**Data**
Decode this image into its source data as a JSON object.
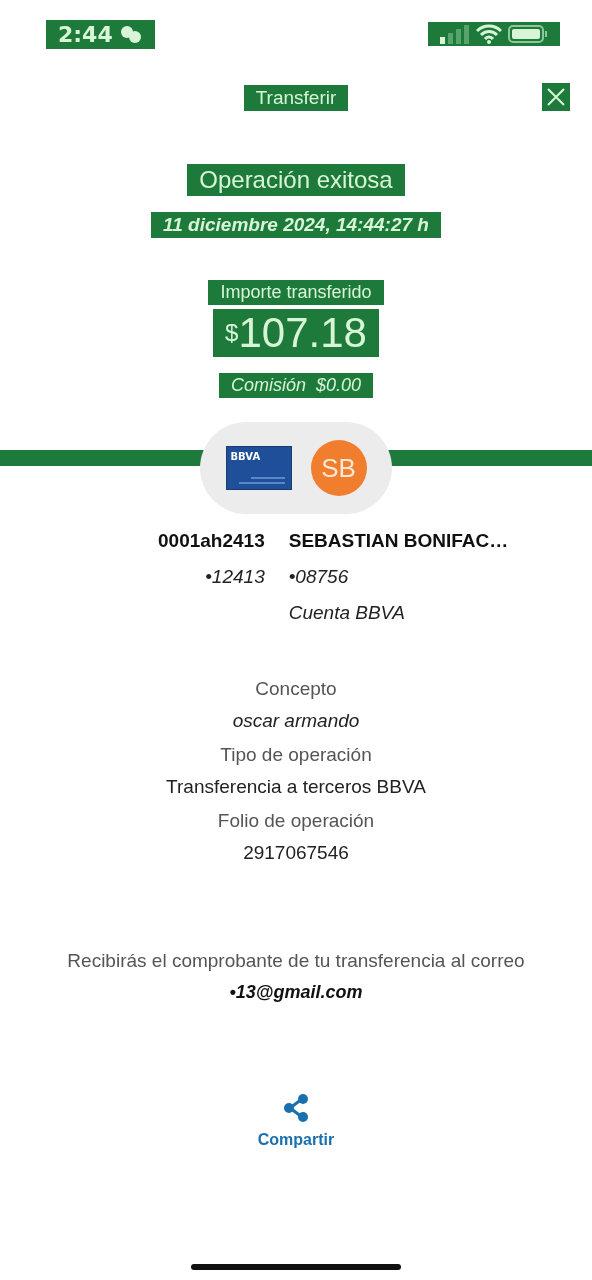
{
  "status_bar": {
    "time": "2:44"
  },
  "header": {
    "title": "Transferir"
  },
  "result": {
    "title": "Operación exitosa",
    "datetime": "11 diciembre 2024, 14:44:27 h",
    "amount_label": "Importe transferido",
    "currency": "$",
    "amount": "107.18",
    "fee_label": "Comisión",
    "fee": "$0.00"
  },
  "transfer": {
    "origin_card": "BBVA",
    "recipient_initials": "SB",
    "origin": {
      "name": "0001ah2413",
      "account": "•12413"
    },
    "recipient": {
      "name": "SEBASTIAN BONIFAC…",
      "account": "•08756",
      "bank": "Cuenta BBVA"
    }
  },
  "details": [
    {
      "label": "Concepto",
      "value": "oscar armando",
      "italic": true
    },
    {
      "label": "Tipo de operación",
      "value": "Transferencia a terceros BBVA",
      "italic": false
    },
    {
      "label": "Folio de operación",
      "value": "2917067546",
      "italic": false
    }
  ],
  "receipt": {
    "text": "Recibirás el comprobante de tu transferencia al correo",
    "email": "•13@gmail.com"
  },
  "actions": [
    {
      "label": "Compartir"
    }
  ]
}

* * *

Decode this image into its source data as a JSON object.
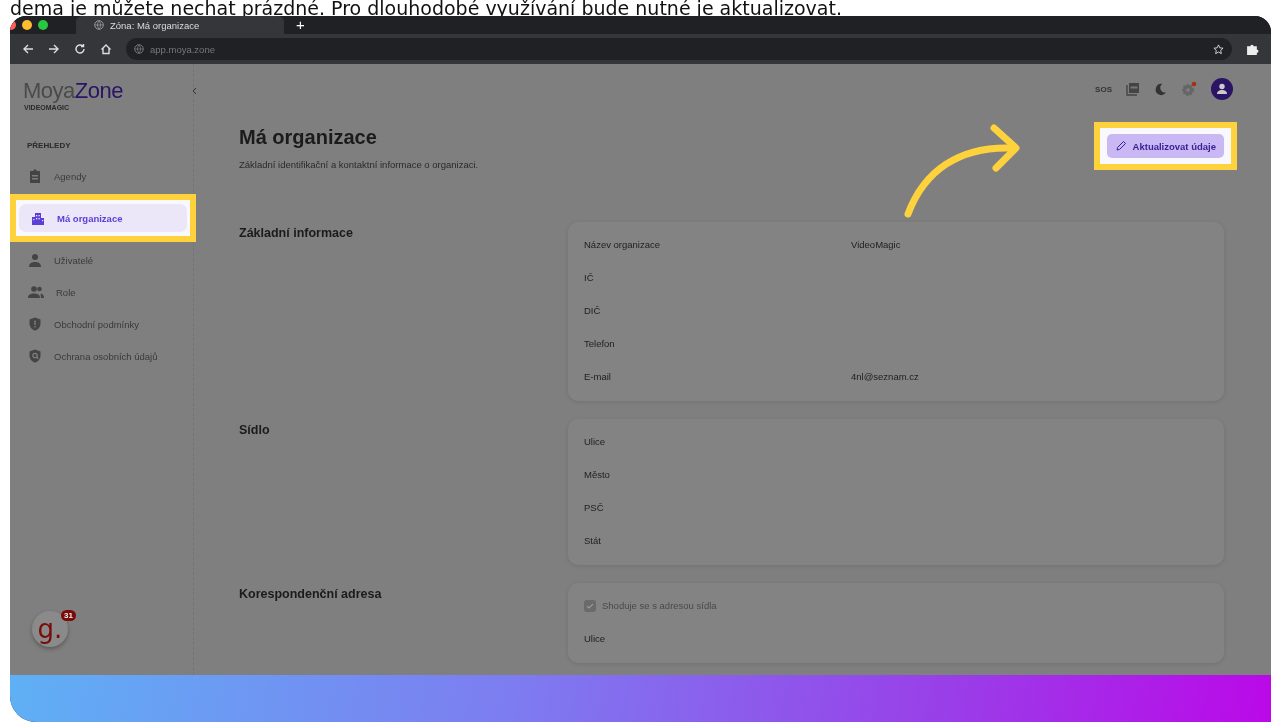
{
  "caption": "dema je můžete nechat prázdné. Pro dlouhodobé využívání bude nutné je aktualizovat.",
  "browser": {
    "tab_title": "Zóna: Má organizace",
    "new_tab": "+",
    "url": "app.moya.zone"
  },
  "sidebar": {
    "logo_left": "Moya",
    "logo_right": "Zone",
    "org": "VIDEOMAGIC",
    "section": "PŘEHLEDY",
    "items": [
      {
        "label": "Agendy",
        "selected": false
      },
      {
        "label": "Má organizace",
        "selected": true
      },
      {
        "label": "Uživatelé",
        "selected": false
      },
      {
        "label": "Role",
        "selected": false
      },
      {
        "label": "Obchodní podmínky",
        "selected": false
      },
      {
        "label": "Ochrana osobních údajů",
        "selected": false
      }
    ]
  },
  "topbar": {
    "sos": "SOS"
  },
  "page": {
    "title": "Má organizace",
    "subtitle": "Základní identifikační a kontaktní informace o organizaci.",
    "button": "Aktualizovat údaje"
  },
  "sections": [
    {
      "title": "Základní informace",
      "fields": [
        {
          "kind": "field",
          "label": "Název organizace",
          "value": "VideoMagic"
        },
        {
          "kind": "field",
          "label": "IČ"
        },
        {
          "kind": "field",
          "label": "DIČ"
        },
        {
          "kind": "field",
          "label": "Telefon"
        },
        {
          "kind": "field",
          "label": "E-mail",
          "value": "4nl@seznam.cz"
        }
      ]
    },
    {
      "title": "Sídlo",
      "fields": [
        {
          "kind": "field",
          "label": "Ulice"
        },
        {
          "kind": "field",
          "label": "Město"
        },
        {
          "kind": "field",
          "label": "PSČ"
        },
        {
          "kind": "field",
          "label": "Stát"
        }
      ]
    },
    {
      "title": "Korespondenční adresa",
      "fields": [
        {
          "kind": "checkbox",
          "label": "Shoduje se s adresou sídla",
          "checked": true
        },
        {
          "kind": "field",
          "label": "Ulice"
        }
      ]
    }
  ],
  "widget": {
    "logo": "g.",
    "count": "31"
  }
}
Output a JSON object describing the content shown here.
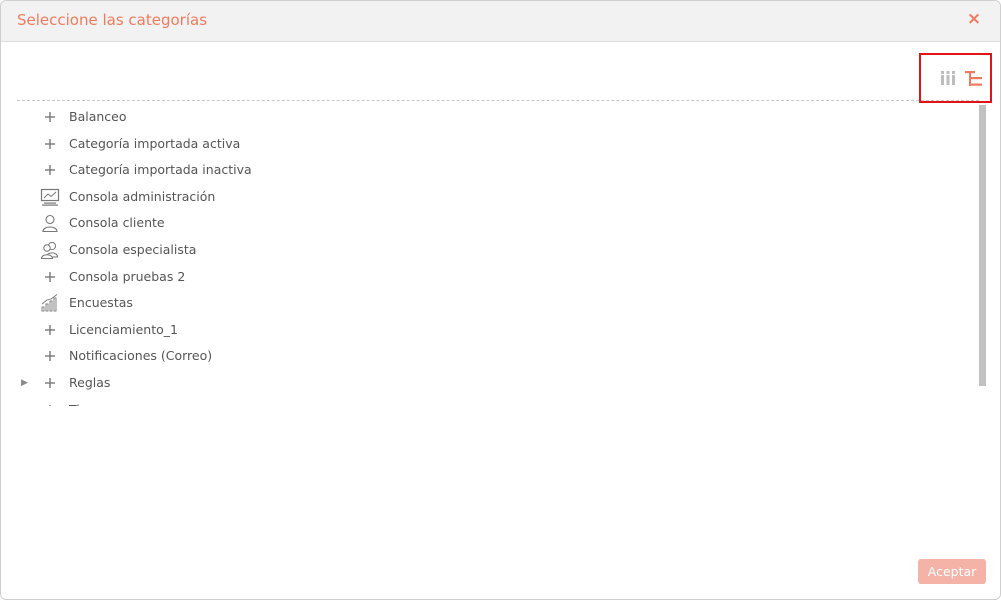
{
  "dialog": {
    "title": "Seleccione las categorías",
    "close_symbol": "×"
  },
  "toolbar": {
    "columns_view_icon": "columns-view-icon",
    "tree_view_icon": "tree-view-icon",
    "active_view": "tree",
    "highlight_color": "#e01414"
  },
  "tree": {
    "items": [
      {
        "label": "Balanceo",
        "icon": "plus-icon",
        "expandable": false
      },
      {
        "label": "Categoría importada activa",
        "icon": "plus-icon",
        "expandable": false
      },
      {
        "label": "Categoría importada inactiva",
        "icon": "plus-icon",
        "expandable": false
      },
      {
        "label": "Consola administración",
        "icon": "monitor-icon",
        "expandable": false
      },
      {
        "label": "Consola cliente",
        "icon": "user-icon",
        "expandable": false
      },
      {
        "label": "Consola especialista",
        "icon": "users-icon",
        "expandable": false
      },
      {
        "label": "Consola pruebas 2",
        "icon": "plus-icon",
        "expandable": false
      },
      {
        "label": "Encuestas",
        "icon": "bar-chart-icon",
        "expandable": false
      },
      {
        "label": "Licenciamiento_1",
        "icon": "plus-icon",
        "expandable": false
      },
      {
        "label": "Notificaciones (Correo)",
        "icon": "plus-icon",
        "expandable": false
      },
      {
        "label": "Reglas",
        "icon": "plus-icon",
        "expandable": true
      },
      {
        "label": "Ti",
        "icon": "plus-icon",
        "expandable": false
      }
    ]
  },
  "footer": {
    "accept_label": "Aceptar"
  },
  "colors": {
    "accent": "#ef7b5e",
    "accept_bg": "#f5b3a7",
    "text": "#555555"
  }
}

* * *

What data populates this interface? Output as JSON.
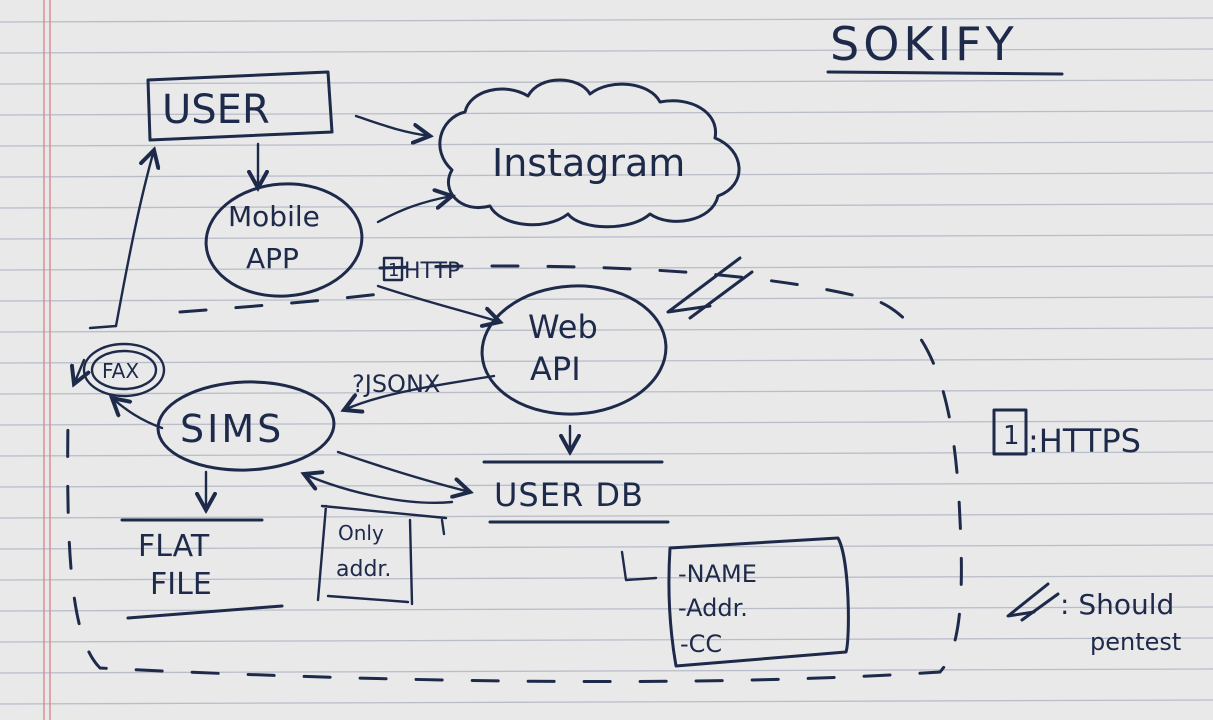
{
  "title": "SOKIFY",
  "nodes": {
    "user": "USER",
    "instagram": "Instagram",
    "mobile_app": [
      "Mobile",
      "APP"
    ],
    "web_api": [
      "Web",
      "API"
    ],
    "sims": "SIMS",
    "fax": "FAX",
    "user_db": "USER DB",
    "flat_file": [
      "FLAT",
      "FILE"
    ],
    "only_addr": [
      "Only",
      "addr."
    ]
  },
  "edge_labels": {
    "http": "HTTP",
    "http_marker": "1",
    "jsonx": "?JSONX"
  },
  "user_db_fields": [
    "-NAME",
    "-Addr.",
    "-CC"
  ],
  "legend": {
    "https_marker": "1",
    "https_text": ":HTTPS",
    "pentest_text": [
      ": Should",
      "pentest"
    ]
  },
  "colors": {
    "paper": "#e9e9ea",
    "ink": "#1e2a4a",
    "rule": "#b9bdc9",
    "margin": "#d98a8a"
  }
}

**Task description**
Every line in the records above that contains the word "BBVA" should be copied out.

**Exercise response**
    "origin_card": "BBVA",
      "bank": "Cuenta BBVA"
      "value": "Transferencia a terceros BBVA",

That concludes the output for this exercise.